Dataset rows for apps and sites:

* * * * *

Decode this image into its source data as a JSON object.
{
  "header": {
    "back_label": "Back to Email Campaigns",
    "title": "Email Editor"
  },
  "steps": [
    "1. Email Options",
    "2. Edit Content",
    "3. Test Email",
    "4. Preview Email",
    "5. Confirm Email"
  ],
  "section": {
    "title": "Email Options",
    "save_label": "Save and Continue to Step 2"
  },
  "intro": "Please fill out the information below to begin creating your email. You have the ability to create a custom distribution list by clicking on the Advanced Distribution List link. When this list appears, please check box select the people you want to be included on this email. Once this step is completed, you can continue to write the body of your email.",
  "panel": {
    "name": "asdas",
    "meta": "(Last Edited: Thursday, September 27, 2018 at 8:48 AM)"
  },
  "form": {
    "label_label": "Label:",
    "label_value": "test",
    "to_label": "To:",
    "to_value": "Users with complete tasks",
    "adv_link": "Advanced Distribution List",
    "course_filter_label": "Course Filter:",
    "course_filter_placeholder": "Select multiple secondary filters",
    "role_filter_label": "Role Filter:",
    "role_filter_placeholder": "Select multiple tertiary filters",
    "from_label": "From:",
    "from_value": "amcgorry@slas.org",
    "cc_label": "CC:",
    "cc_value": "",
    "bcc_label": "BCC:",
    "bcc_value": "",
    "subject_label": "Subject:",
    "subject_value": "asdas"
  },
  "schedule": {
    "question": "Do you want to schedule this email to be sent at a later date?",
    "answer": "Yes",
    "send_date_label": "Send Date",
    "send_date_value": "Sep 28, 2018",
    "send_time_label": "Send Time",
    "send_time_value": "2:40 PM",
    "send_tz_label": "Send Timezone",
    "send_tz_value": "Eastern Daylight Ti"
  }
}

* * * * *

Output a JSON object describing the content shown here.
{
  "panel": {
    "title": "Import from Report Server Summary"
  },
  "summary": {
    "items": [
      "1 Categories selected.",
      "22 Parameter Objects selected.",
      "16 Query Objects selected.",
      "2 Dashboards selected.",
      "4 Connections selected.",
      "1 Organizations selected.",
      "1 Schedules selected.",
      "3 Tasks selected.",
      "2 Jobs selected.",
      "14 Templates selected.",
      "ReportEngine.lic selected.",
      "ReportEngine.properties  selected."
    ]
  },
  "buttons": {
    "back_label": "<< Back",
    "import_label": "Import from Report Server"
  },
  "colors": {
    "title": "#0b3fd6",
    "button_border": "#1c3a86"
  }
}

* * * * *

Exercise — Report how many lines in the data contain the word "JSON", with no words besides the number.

Response area — 2